Data records:
[Start of Attachment]
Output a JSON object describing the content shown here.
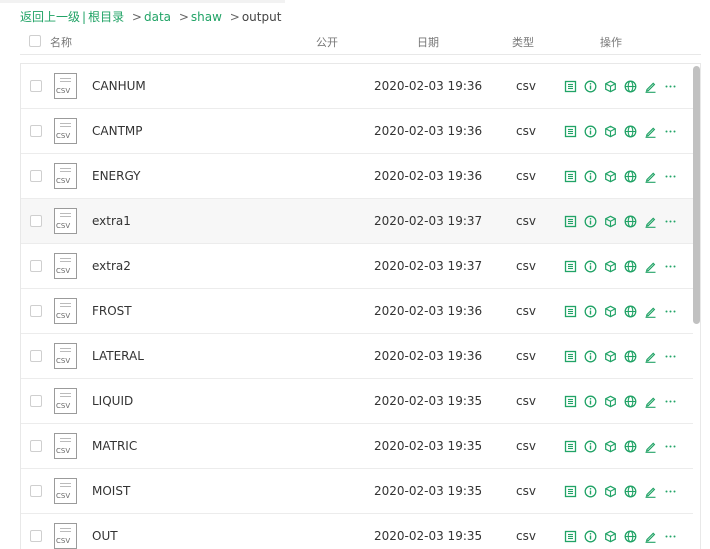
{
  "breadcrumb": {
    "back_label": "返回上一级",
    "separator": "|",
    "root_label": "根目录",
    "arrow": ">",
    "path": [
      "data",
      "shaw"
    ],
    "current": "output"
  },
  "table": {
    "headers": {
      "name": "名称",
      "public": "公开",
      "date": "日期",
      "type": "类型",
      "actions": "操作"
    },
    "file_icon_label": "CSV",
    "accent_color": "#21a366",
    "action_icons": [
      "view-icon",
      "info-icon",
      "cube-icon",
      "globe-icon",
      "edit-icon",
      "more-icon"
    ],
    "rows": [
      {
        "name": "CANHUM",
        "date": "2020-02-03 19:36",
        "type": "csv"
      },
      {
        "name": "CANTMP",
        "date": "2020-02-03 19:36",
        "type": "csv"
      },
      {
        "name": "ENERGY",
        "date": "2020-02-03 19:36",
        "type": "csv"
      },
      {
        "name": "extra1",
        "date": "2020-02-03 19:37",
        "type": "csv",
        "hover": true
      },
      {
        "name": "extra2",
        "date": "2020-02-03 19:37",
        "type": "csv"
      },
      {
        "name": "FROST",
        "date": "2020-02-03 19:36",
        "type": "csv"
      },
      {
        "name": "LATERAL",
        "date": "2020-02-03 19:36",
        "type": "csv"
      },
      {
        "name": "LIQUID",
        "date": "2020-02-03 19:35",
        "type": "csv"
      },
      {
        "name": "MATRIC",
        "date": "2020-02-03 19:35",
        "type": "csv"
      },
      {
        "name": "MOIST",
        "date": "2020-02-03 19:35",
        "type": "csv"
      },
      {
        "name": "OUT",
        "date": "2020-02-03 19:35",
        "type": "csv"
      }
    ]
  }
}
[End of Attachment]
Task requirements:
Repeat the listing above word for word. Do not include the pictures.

Task solution:
Output a JSON object describing the content shown here.
{
  "breadcrumb": {
    "back_label": "返回上一级",
    "separator": "|",
    "root_label": "根目录",
    "arrow": ">",
    "path": [
      "data",
      "shaw"
    ],
    "current": "output"
  },
  "table": {
    "headers": {
      "name": "名称",
      "public": "公开",
      "date": "日期",
      "type": "类型",
      "actions": "操作"
    },
    "file_icon_label": "CSV",
    "accent_color": "#21a366",
    "action_icons": [
      "view-icon",
      "info-icon",
      "cube-icon",
      "globe-icon",
      "edit-icon",
      "more-icon"
    ],
    "rows": [
      {
        "name": "CANHUM",
        "date": "2020-02-03 19:36",
        "type": "csv"
      },
      {
        "name": "CANTMP",
        "date": "2020-02-03 19:36",
        "type": "csv"
      },
      {
        "name": "ENERGY",
        "date": "2020-02-03 19:36",
        "type": "csv"
      },
      {
        "name": "extra1",
        "date": "2020-02-03 19:37",
        "type": "csv",
        "hover": true
      },
      {
        "name": "extra2",
        "date": "2020-02-03 19:37",
        "type": "csv"
      },
      {
        "name": "FROST",
        "date": "2020-02-03 19:36",
        "type": "csv"
      },
      {
        "name": "LATERAL",
        "date": "2020-02-03 19:36",
        "type": "csv"
      },
      {
        "name": "LIQUID",
        "date": "2020-02-03 19:35",
        "type": "csv"
      },
      {
        "name": "MATRIC",
        "date": "2020-02-03 19:35",
        "type": "csv"
      },
      {
        "name": "MOIST",
        "date": "2020-02-03 19:35",
        "type": "csv"
      },
      {
        "name": "OUT",
        "date": "2020-02-03 19:35",
        "type": "csv"
      }
    ]
  }
}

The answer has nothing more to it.